On top of the highly meta premise of this show, and the continual hilarious cutaways, the entire cast is phenomenally talented. These kids – and they are kids – and researching the actors has made me feel certifiably ancient (some of these kids were barely alive when the first High School Musical was released) – are absolutely incredible. They play their roles with such sincerity. The acting style is not as hideously over-the-top as the antics in the original franchise, and the mockumentary style is quite helpful at grounding the performances in truth. The parts are written with heaps more nuance than the two-dimensional characters in High School Musical, plus the format of a 10-episode series means that they can afford more character growth moments than a 90-minute TV film can do. Heaps of the songs are sung live on set, which is beyond amazing. Julia Lester and Olivia Rodrigo have a particularly anthemic and delightful duet towards the close of Episode 2.
Comparisons are also likely to be drawn with Fox’s hit Glee, which ran for six seasons even though everybody wishes it had ended after three, as a result of the inclusion of outcast musical theatre kids with quick quips and fast cuts between scenes. It’s a fair comparison to draw, and both have their relative merit, though it is worth pointing out that all of the singing occurs in organic moments within the series, through rehearsals, auditions or performances, instead of leaning upon metaphorical mental musical numbers. It makes the characters feel much more real when this is how they are performing, not least because most of those songs are performed live.
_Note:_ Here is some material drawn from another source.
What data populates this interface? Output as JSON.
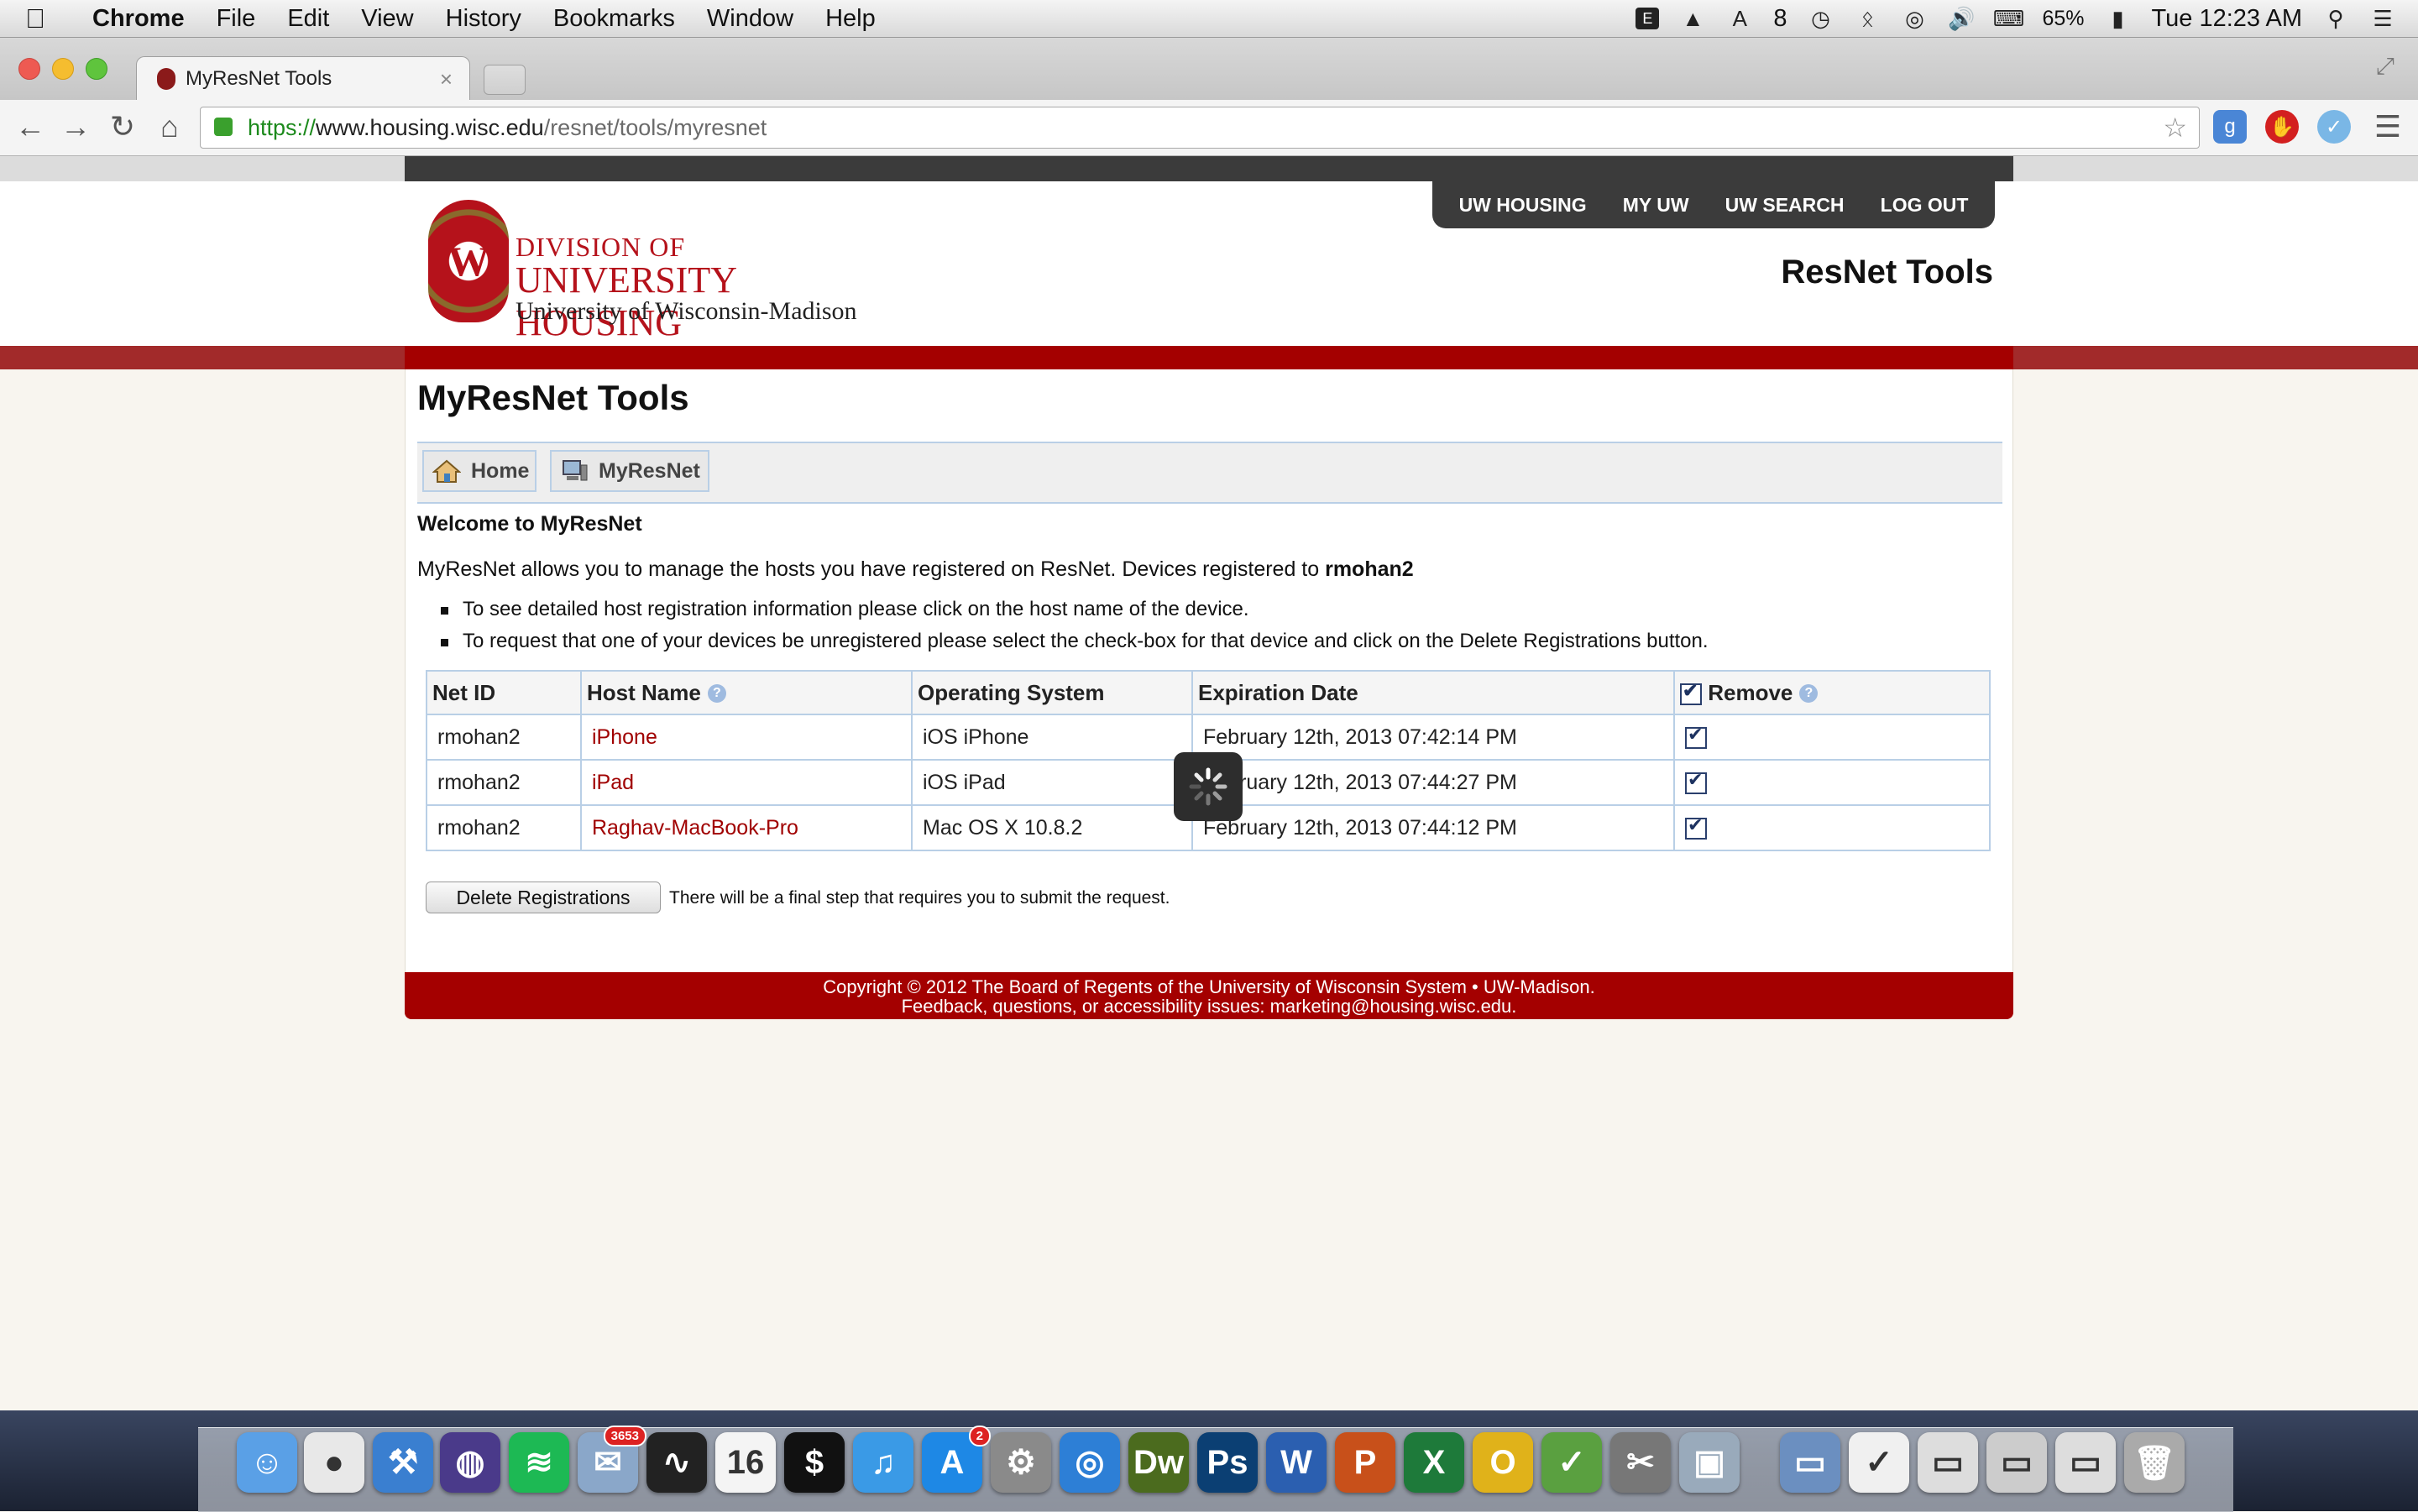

Overall, High School Musical: The Musical: The Series is full to the brim of charm and heart, using the original franchise as a springboard into new uncharted realms. The comedy style is spot on, and delightfully endearing, and I would thoroughly recommend that you give it a go, especially if you are a fan of the original series (and of teenage musical comedies, in general).